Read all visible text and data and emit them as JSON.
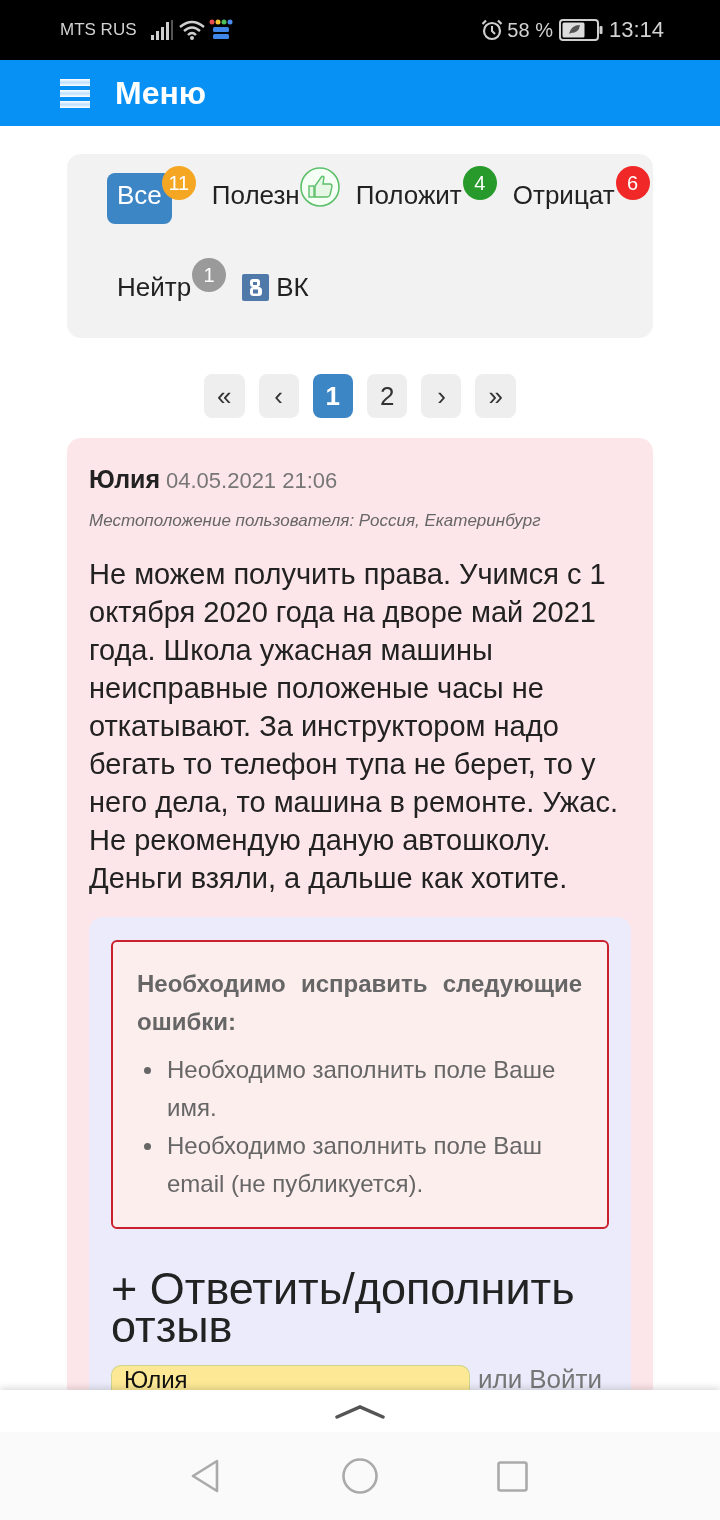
{
  "status_bar": {
    "carrier": "MTS RUS",
    "battery": "58 %",
    "time": "13:14"
  },
  "app_bar": {
    "title": "Меню"
  },
  "filters": [
    {
      "kind": "badge",
      "label": "Все",
      "count": "11",
      "color": "#f5a623",
      "selected": true
    },
    {
      "kind": "icon",
      "label": "Полезн",
      "selected": false
    },
    {
      "kind": "badge",
      "label": "Положит",
      "count": "4",
      "color": "#279a2b",
      "selected": false
    },
    {
      "kind": "badge",
      "label": "Отрицат",
      "count": "6",
      "color": "#f02828",
      "selected": false
    },
    {
      "kind": "badge",
      "label": "Нейтр",
      "count": "1",
      "color": "#9a9a9a",
      "selected": false
    },
    {
      "kind": "vk",
      "label": "ВК",
      "selected": false
    }
  ],
  "pagination": [
    {
      "label": "«",
      "selected": false
    },
    {
      "label": "‹",
      "selected": false
    },
    {
      "label": "1",
      "selected": true
    },
    {
      "label": "2",
      "selected": false
    },
    {
      "label": "›",
      "selected": false
    },
    {
      "label": "»",
      "selected": false
    }
  ],
  "review": {
    "author": "Юлия",
    "date": "04.05.2021 21:06",
    "location": "Местоположение пользователя: Россия, Екатеринбург",
    "text": "Не можем получить права. Учимся с 1 октября 2020 года на дворе май 2021 года. Школа ужасная машины неисправные положеные часы не откатывают. За инструктором надо бегать то телефон тупа не берет, то у него дела, то машина в ремонте. Ужас. Не рекомендую даную автошколу. Деньги взяли, а дальше как хотите."
  },
  "reply_form": {
    "errors": {
      "title": "Необходимо исправить следующие ошибки:",
      "items": [
        "Необходимо заполнить поле Ваше имя.",
        "Необходимо заполнить поле Ваш email (не публикуется)."
      ]
    },
    "title": "+ Ответить/дополнить отзыв",
    "name_field": {
      "value": "Юлия"
    },
    "or_text": "или",
    "login_link": "Войти"
  }
}
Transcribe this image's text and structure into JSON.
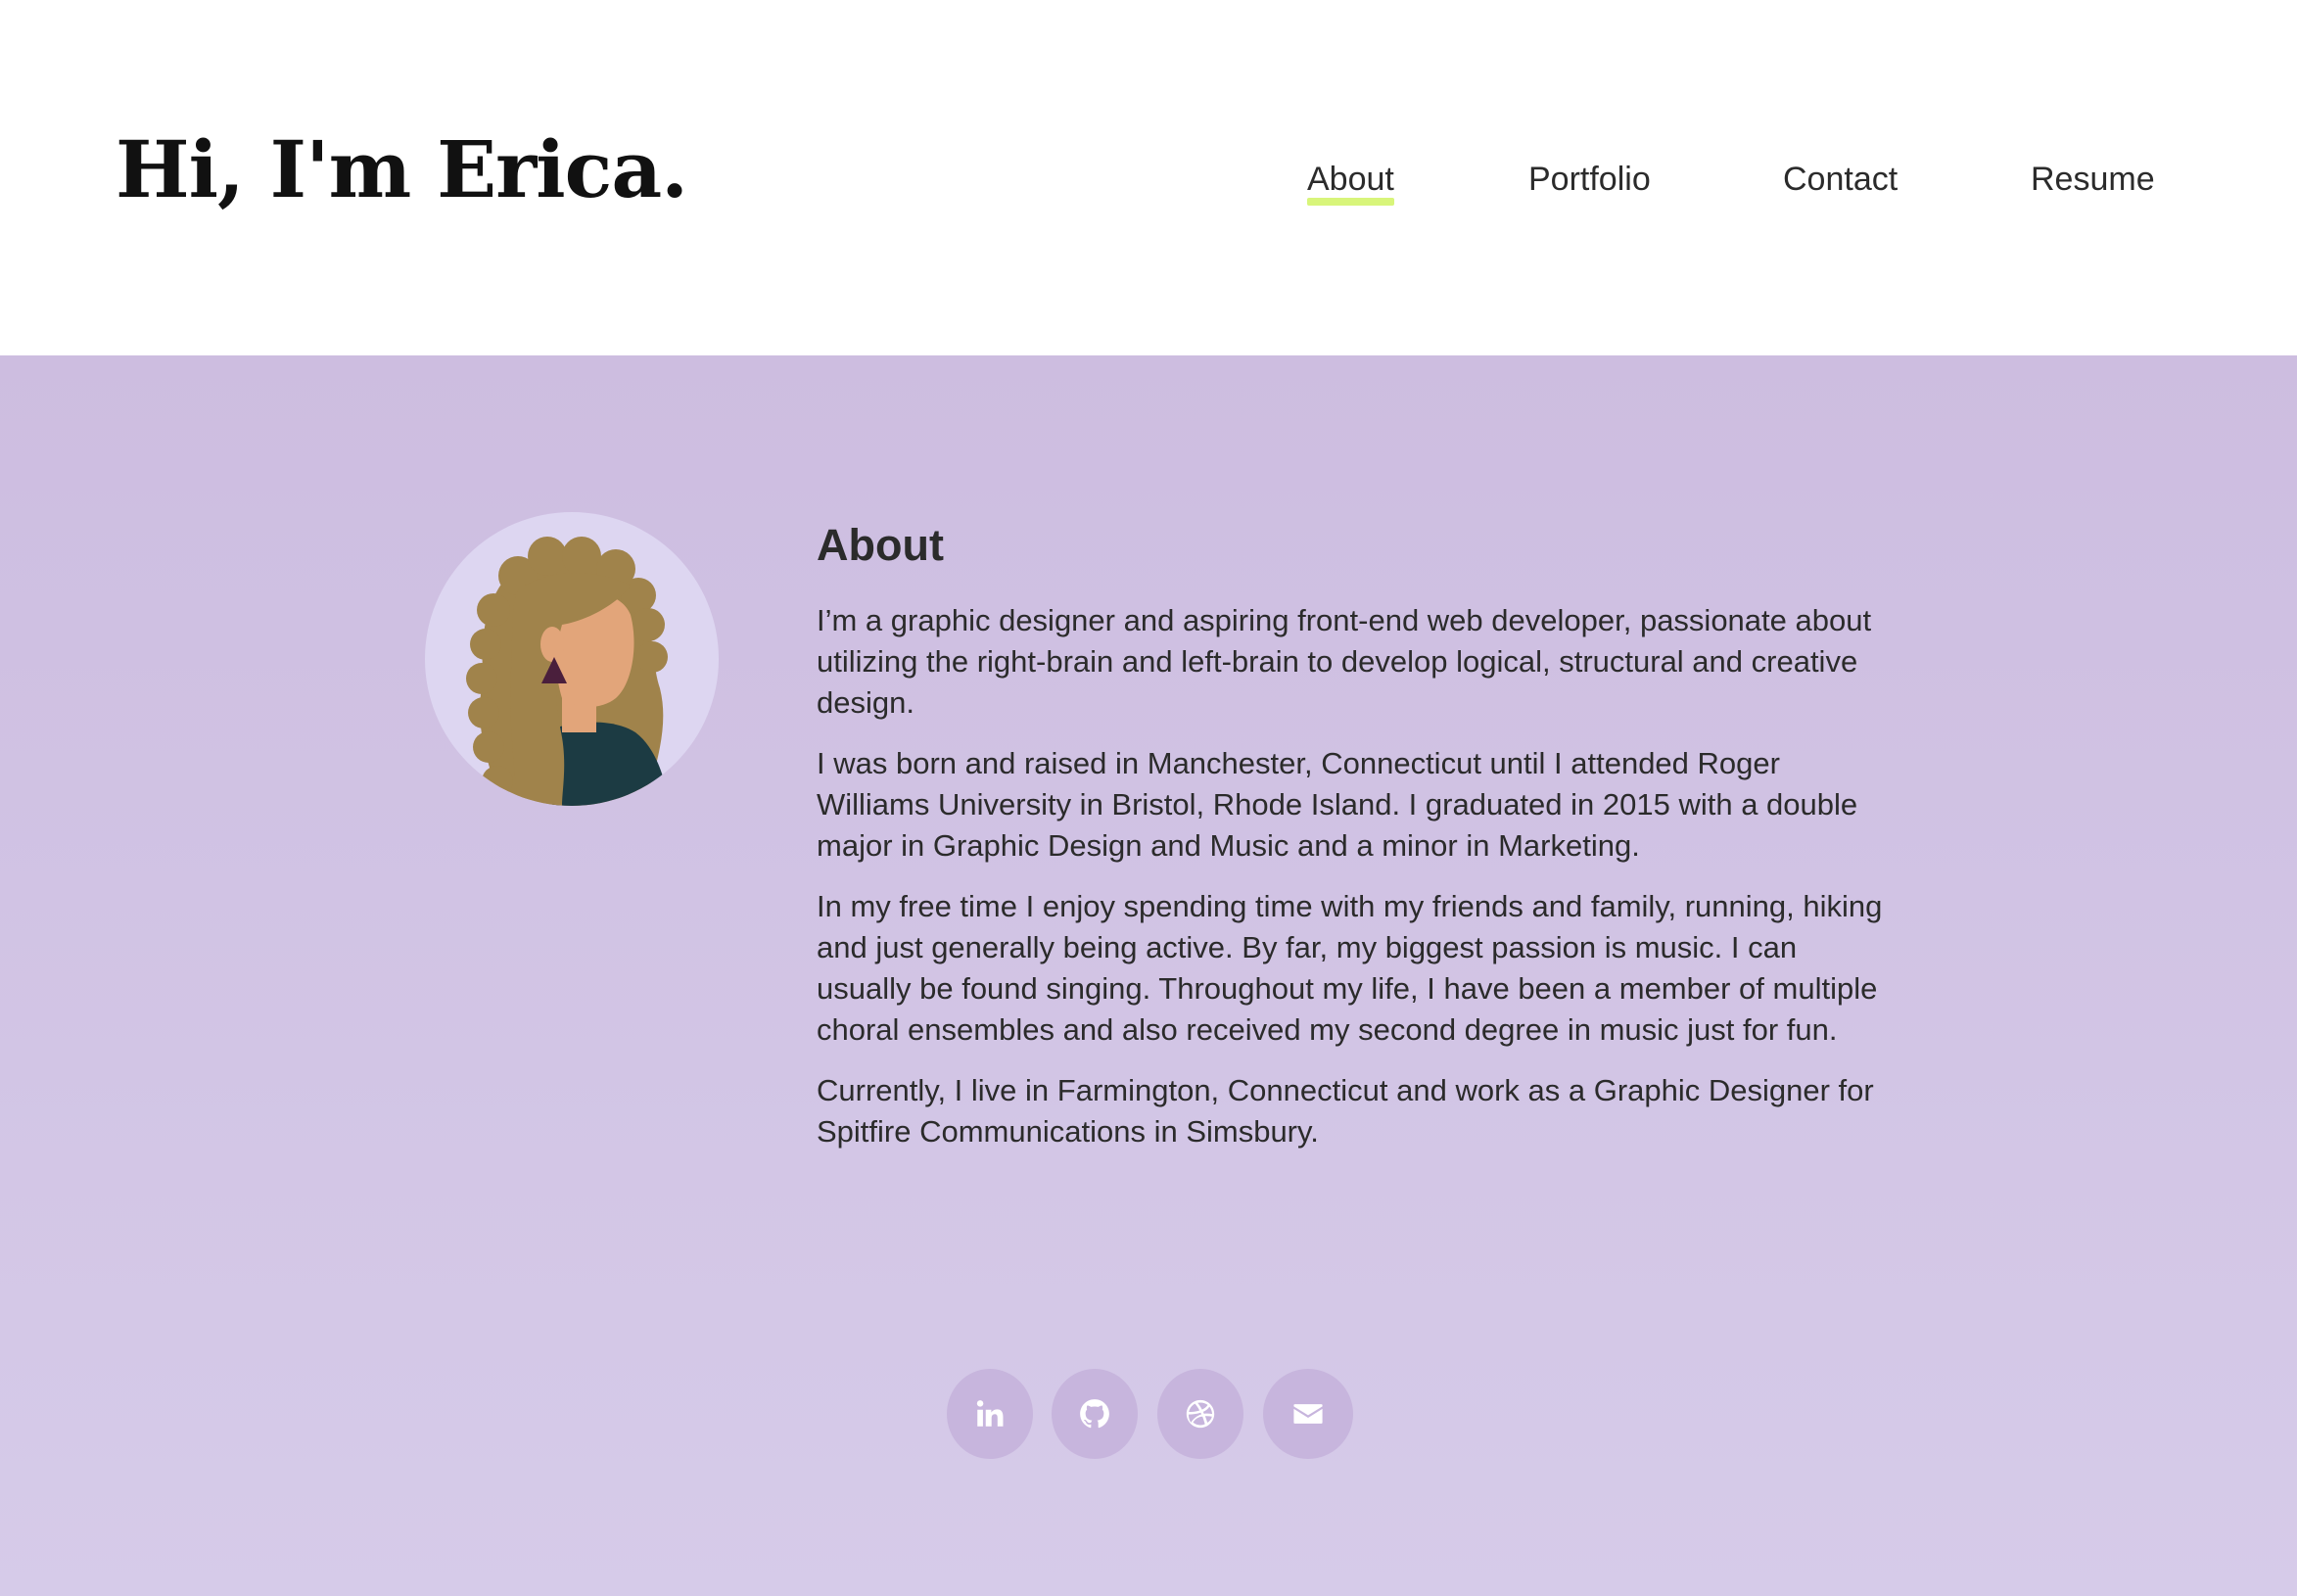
{
  "header": {
    "title": "Hi, I'm Erica."
  },
  "nav": {
    "items": [
      {
        "label": "About",
        "active": true
      },
      {
        "label": "Portfolio",
        "active": false
      },
      {
        "label": "Contact",
        "active": false
      },
      {
        "label": "Resume",
        "active": false
      }
    ]
  },
  "about": {
    "heading": "About",
    "paragraphs": [
      "I’m a graphic designer and aspiring front-end web developer, passionate about utilizing the right-brain and left-brain to develop logical, structural and creative design.",
      "I was born and raised in Manchester, Connecticut until I attended Roger Williams University in Bristol, Rhode Island. I graduated in 2015 with a double major in Graphic Design and Music and a minor in Marketing.",
      "In my free time I enjoy spending time with my friends and family, running, hiking and just generally being active. By far, my biggest passion is music. I can usually be found singing. Throughout my life, I have been a member of multiple choral ensembles and also received my second degree in music just for fun.",
      "Currently, I live in Farmington, Connecticut and work as a Graphic Designer for Spitfire Communications in Simsbury."
    ]
  },
  "social": {
    "icons": [
      "linkedin-icon",
      "github-icon",
      "dribbble-icon",
      "email-icon"
    ]
  },
  "colors": {
    "nav_active_underline": "#d8f57a",
    "content_background_top": "#cdbde0",
    "content_background_bottom": "#d6cbe9",
    "social_button": "#c7b5dd",
    "avatar_background": "#ddd6f1",
    "text": "#2b2b2b"
  }
}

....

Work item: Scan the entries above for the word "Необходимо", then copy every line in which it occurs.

Final answer:
      "title": "Необходимо исправить следующие ошибки:",
        "Необходимо заполнить поле Ваше имя.",
        "Необходимо заполнить поле Ваш email (не публикуется)."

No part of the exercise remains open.